*** Opening of RECORDS SUPPLIED ***
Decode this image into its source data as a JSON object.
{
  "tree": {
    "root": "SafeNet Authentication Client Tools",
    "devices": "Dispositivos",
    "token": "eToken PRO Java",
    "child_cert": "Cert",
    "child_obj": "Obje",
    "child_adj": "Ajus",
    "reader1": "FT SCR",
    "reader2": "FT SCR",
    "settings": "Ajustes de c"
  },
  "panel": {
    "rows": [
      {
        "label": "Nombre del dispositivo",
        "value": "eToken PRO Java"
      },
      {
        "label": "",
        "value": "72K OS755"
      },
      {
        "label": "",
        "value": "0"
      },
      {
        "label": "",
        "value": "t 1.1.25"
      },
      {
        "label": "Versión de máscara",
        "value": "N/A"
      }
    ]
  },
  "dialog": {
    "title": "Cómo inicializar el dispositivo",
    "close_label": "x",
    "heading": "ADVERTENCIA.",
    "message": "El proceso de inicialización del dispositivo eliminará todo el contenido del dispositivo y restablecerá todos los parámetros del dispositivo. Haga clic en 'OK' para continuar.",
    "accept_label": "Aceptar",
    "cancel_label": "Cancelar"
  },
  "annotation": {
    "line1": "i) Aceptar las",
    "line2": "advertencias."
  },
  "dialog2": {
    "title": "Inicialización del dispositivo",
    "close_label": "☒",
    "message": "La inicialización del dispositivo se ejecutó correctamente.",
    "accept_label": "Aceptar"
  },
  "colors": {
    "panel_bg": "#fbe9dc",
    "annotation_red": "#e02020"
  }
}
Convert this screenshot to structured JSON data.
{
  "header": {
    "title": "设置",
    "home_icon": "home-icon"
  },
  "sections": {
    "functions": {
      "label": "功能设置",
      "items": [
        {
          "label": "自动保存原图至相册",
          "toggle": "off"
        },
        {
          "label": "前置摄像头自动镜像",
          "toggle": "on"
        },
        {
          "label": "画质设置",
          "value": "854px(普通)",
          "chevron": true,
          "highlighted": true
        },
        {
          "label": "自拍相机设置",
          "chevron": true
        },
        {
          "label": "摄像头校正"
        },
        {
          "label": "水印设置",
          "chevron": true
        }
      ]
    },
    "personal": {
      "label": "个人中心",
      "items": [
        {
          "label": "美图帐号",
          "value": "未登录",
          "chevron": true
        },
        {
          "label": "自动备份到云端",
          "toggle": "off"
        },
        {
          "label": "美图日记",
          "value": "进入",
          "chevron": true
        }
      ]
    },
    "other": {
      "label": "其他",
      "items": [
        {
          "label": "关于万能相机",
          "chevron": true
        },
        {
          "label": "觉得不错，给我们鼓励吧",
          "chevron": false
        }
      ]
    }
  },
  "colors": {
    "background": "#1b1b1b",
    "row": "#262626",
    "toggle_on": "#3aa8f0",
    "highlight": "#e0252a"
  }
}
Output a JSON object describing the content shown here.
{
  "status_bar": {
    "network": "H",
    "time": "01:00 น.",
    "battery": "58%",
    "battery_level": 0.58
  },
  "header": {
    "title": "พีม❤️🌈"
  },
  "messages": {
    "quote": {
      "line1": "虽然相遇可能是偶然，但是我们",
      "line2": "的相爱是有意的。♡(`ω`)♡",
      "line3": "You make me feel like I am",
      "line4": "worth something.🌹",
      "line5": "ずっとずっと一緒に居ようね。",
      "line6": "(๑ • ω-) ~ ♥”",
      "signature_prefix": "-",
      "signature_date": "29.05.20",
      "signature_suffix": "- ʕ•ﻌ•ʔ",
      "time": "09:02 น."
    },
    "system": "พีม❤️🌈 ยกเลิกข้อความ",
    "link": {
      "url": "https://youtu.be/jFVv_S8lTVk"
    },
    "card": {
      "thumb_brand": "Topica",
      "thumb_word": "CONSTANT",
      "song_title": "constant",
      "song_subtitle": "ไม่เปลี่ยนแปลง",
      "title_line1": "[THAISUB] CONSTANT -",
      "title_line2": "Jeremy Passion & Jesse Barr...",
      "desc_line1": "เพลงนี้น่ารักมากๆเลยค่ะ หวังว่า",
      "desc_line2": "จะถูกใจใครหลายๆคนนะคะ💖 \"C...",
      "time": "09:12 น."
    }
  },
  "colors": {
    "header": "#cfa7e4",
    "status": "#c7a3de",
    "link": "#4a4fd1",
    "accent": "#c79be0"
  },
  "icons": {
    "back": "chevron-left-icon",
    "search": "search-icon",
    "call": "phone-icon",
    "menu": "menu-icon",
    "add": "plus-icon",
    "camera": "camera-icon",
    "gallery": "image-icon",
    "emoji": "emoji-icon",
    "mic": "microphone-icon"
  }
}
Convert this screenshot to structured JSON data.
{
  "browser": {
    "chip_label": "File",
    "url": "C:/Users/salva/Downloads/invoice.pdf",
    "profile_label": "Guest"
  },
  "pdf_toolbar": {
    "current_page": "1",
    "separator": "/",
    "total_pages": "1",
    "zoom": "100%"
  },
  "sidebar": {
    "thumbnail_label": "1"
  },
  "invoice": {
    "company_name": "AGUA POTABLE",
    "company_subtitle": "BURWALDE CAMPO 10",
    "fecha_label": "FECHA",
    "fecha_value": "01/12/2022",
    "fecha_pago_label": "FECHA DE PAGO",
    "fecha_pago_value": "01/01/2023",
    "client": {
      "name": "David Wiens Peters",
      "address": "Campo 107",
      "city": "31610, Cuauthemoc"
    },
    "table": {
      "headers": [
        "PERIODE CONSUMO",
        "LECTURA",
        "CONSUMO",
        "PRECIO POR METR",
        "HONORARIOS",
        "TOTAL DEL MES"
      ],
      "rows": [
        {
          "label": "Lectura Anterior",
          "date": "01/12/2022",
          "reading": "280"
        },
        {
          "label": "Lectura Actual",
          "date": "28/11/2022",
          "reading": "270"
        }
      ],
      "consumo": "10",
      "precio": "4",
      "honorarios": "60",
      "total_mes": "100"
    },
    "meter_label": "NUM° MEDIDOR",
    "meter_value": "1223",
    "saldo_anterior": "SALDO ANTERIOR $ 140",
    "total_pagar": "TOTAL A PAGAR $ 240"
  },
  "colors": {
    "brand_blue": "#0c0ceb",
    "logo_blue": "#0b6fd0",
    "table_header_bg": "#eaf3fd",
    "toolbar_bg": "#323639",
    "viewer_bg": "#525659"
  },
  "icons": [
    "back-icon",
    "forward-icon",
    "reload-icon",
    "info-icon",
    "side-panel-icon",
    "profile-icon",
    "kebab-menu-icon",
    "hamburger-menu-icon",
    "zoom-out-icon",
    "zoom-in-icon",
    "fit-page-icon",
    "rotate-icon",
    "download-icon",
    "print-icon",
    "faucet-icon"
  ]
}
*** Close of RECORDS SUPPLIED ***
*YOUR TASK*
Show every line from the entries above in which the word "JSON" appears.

*OUTPUT BELOW*
Decode this image into its source data as a JSON object.
Convert this screenshot to structured JSON data.
Output a JSON object describing the content shown here.
Convert this screenshot to structured JSON data.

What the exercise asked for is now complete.